| Scott Stewart~Sun-Times
Updated: May 16, 2012 8:22AM
If the Chicago region hopes to regain its competitive position in the world, we must make infrastructure — the basic building block of the economy — a top priority.
The Chicago City Council at its next meeting will vote on the Chicago Infrastructure Trust, Mayor Rahm Emanuel’s proposal for a public-private partnership to spur economic growth. The trust offers the possibility of billions of dollars in private capital and public funding while maintaining the city’s ownership of infrastructure.
Governments have combined public and private dollars for centuries to fund infrastructure. America’s great railroads, canals, water utilities, roads and transit grew from government initiatives that leveraged private capital to spur the economy.
The Chicago Infrastructure Trust’s most immediate projects are likely to be of two types: those that produce revenue and those that reduce the operating costs of an asset. The profits and savings would both be invested in the Trust.
Assets that don’t produce revenue or savings, or “social assets” — City Hall, police stations and court buildings, for example—are unlikely investment targets for the Trust. Nevertheless, the available pool of funds for social assets might expand if those projects no longer compete with Trust-eligible projects, as they do today.
The Infrastructure Trust is a step in the right direction, but the City Council must be vigilant in its oversight. Its top priority should be repair and upgrading of deteriorating infrastructure.
The council must ensure that the capital planning process is transparent; that projects are prioritized according to expected use, impact, value, and development potential; that all beneficiaries pay for what they use, and that maintenance funding for each asset is sufficient for its useful life.
Chicago’s long-term economic rejuvenation depends on the partnership between government and the private sector.
Emanuel is to be applauded for moving the conversation about the city’s crumbling public infrastructure to public-private efforts toward the regional economy of the future.

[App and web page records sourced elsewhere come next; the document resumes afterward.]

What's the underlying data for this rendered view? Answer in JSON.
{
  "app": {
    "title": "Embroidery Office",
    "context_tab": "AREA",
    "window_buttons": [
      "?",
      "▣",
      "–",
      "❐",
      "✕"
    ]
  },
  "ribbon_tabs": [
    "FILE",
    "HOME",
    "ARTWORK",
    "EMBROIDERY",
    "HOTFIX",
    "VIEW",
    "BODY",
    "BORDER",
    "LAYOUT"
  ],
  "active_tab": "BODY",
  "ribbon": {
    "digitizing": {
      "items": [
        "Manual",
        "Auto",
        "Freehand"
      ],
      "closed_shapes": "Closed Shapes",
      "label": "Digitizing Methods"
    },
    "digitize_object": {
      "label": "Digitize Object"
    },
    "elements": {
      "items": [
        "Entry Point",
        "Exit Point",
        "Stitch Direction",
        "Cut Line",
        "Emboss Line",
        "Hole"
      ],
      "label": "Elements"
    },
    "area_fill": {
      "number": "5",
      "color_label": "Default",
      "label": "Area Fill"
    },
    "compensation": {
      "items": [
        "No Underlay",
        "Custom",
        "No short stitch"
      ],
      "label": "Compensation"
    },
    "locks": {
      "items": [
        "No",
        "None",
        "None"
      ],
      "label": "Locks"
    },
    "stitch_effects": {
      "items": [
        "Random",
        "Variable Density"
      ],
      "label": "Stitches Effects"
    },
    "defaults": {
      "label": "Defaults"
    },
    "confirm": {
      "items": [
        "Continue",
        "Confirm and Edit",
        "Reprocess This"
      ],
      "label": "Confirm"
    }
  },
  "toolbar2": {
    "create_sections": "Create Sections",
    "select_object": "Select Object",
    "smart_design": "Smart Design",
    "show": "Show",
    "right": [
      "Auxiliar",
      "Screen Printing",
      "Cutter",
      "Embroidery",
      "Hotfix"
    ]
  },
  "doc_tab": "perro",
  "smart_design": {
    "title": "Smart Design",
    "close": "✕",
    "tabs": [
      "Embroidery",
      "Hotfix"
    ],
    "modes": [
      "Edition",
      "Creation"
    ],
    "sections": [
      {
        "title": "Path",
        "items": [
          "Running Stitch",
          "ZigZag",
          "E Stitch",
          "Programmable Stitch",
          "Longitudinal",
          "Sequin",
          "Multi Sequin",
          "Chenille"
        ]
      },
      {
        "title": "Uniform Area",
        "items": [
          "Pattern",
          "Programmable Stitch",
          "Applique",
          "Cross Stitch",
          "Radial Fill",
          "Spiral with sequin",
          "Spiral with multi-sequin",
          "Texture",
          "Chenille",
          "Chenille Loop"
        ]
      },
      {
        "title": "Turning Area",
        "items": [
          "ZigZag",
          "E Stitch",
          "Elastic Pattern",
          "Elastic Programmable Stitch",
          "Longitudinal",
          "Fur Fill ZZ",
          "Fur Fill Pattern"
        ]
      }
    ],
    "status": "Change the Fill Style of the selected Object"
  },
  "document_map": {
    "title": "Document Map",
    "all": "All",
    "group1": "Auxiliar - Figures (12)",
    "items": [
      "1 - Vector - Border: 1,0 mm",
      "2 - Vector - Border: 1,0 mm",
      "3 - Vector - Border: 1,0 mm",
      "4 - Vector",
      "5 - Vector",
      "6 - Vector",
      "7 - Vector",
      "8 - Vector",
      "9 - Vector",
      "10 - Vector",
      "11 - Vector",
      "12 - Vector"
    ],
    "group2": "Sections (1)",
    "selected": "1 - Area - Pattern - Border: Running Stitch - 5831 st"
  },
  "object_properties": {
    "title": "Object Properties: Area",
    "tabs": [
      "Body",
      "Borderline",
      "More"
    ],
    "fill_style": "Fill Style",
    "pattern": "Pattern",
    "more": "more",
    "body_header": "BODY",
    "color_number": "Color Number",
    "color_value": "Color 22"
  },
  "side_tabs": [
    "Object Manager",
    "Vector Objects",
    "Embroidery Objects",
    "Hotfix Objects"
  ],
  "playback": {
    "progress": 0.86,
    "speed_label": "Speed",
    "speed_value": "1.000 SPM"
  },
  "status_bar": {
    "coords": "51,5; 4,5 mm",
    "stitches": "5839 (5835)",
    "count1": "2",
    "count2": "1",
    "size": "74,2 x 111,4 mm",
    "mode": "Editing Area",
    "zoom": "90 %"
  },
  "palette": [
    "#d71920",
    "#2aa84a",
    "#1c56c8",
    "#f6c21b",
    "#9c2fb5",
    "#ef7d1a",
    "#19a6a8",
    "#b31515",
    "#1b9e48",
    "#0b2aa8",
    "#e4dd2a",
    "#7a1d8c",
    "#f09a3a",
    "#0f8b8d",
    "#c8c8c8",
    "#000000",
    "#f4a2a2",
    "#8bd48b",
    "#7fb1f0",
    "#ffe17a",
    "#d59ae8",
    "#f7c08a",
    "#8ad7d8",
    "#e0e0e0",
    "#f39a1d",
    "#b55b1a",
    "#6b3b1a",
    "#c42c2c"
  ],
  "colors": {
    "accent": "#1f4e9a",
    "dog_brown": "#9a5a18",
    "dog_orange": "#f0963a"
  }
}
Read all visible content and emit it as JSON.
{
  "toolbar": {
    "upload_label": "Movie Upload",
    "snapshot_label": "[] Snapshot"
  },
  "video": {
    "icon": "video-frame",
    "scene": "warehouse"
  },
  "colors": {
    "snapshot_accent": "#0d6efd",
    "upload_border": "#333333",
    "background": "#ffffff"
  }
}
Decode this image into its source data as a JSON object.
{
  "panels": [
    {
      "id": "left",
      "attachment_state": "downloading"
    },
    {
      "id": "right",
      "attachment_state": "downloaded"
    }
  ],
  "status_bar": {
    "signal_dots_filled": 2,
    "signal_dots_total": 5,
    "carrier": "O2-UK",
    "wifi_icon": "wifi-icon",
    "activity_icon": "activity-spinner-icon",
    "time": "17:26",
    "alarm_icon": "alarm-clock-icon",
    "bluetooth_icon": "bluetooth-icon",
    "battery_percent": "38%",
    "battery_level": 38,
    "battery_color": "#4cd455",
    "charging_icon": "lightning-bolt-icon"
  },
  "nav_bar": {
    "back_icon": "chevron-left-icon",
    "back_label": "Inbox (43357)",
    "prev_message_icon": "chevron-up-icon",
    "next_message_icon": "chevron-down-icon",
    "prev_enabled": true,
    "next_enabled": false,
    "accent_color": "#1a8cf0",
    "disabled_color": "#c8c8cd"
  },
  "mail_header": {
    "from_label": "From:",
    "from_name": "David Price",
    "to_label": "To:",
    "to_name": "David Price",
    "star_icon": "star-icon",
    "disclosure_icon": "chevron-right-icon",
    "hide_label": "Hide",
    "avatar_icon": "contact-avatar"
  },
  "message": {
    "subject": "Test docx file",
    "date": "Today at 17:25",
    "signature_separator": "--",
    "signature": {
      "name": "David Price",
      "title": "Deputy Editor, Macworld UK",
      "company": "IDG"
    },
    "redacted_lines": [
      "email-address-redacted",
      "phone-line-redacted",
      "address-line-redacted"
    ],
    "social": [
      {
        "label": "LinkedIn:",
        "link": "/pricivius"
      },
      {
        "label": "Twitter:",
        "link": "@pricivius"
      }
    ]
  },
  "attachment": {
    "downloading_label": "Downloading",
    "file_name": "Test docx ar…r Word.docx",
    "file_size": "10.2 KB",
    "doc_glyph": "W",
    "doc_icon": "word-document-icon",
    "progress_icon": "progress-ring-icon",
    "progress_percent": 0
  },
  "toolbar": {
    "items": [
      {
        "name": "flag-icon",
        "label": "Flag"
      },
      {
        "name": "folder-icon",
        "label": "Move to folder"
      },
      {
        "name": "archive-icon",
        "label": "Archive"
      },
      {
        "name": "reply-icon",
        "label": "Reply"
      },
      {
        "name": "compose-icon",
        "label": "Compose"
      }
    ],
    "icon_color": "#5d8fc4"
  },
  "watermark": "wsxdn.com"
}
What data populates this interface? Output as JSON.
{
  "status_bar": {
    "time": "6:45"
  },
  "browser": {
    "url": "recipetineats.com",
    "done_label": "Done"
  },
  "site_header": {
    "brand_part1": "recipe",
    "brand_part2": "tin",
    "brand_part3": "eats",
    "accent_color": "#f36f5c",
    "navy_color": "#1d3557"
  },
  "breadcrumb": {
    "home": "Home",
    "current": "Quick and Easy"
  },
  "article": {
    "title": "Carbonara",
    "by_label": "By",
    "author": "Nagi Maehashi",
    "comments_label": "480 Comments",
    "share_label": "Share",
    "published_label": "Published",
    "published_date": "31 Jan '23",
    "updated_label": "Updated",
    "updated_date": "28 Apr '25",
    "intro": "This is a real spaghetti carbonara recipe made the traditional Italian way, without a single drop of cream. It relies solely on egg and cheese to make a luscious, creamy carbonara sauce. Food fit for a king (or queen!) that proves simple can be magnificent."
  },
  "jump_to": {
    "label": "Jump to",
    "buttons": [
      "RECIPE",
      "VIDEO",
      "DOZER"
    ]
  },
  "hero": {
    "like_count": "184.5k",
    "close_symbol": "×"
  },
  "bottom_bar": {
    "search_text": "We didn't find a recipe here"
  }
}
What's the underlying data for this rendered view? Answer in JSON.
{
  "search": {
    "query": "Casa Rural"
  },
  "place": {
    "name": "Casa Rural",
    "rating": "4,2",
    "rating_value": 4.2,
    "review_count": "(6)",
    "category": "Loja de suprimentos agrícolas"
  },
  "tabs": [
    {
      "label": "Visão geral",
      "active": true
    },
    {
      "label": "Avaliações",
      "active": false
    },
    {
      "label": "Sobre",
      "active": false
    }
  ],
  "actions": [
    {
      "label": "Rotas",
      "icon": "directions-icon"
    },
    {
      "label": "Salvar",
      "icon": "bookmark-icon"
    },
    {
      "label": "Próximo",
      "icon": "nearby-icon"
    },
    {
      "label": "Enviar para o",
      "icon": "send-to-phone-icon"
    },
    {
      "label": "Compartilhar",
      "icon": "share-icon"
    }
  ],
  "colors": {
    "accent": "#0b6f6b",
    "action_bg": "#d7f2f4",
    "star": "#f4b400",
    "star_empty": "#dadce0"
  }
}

Just as our forebears did two centuries ago.
Michael Pagano is dean of the University of Illinois at Chicago’s College of Urban Planning and Public Affairs.